On race day Alan faced a few bumps in the road, but nothing that stopped him from finishing. “I was three minutes behind the starting gun and was at the absolute back of the pack. I had to push to get up to runners at my level, all while contending with the 10 km runners coming up from behind,” Alan explains. Due to the hills on the route, many consider the Blue Nose Marathon to be one of the hardest in North America. Fortunately, Alan loves the hills, “I don’t know what it is, I think it is the challenge of conquering a hill!” he exclaims.
One of the best parts of running the Blue Nose Marathon for Alan was having his family there to support him. His brother, sister-in-law, niece, and nephew planned a vacation to Nova Scotia to cheer him on during the race.
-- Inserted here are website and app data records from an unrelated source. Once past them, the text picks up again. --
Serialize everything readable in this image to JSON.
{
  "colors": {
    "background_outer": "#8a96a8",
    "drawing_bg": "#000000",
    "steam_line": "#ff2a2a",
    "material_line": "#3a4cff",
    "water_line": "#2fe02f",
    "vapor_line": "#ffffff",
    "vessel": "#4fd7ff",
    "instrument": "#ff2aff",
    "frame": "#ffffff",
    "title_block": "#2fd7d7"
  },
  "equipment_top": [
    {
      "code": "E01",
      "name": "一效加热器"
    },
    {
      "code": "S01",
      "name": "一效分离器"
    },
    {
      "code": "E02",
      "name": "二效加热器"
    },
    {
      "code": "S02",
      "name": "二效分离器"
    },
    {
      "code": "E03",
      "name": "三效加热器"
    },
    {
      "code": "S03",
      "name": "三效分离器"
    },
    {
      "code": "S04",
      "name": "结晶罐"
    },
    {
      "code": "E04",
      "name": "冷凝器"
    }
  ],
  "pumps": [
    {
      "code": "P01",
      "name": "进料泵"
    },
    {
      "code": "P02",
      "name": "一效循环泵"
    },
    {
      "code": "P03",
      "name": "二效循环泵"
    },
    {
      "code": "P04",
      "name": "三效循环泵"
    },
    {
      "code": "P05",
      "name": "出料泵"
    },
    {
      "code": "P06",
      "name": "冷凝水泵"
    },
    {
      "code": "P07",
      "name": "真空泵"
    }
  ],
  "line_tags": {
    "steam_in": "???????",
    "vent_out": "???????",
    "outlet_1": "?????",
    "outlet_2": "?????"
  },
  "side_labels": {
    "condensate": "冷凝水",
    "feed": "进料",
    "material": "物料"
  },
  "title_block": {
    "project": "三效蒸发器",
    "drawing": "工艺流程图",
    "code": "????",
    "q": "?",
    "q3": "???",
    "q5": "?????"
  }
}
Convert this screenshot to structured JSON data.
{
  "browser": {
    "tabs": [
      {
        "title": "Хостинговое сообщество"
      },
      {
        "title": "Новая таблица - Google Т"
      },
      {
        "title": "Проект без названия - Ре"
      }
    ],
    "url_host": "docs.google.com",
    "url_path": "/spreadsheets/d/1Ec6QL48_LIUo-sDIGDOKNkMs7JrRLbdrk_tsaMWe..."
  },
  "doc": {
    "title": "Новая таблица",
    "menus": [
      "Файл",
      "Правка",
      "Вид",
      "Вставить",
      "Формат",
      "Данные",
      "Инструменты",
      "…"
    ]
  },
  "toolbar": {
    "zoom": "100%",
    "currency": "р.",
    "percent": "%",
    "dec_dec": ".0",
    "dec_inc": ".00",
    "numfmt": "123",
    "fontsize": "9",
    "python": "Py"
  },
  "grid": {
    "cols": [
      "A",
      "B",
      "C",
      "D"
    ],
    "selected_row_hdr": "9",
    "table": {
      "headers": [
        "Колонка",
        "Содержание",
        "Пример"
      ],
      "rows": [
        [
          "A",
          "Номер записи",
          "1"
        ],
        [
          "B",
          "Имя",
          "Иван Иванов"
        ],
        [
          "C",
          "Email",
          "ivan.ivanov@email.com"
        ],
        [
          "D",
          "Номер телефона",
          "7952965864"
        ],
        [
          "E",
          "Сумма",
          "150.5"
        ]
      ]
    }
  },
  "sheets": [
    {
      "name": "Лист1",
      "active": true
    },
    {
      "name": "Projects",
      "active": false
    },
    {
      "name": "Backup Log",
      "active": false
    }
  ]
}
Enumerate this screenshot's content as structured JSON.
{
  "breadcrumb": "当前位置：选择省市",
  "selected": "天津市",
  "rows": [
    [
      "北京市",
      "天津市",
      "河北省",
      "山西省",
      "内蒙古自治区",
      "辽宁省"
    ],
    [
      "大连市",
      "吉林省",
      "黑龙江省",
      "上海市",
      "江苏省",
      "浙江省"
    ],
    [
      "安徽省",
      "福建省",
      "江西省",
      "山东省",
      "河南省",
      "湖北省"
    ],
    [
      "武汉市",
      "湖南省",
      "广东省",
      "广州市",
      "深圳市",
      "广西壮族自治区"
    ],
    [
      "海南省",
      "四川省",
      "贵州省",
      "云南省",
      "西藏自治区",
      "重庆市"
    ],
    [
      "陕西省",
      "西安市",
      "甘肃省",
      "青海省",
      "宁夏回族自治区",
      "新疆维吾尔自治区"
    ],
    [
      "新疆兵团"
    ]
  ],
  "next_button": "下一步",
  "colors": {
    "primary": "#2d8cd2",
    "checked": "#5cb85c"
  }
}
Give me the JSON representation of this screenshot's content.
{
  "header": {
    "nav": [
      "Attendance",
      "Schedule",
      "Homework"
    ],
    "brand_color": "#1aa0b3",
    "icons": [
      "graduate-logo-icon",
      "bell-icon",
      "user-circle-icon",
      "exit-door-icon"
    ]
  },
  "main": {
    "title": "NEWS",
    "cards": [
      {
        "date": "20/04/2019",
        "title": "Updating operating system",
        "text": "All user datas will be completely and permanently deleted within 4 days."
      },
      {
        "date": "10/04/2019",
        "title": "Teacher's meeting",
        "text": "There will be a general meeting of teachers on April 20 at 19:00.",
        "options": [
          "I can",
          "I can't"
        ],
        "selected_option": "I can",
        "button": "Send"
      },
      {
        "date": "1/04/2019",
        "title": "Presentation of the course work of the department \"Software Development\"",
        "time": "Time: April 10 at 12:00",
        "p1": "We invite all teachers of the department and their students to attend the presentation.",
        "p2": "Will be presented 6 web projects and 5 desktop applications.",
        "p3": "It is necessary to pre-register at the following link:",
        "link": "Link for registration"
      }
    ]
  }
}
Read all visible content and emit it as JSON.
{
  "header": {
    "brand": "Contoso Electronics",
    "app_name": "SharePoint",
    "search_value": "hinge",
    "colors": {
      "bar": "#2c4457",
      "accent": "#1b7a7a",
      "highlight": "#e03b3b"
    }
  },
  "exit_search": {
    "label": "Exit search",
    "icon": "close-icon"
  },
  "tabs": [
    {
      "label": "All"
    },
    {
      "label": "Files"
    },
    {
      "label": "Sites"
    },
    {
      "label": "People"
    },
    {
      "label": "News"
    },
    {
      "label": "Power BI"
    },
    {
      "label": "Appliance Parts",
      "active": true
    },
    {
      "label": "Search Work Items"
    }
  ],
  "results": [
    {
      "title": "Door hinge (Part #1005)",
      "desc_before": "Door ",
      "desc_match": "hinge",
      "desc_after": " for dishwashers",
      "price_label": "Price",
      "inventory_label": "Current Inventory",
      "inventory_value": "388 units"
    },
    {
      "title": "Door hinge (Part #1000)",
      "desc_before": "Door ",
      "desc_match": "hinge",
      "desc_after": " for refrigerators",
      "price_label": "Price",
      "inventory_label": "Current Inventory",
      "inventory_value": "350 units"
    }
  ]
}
They set up along different spots along the race and then were all there with his mother June at the finish line.
Every step of the way for the past 39 years, Brenda has supported Alan. When she notices Alan is having a hard day, she encourages him to put on his shoes and go for a run. “It really helps when he gets back. He comes back calm and better able to face the rest of the day,” said Brenda. “In my caregiver support group some people talk about how much trouble their partners have sleeping, but I never find that a problem for Alan after a run or 50 km bike ride!”
Alan shares the following advice for anyone trying to stay active after a diagnosis. “Get connected with people who have been doing it longer than you. I joined a local running group and really like the social aspect of running now,” Alan said. “When I shared that I had a dementia diagnosis and some aphasia, the group was even more welcoming!”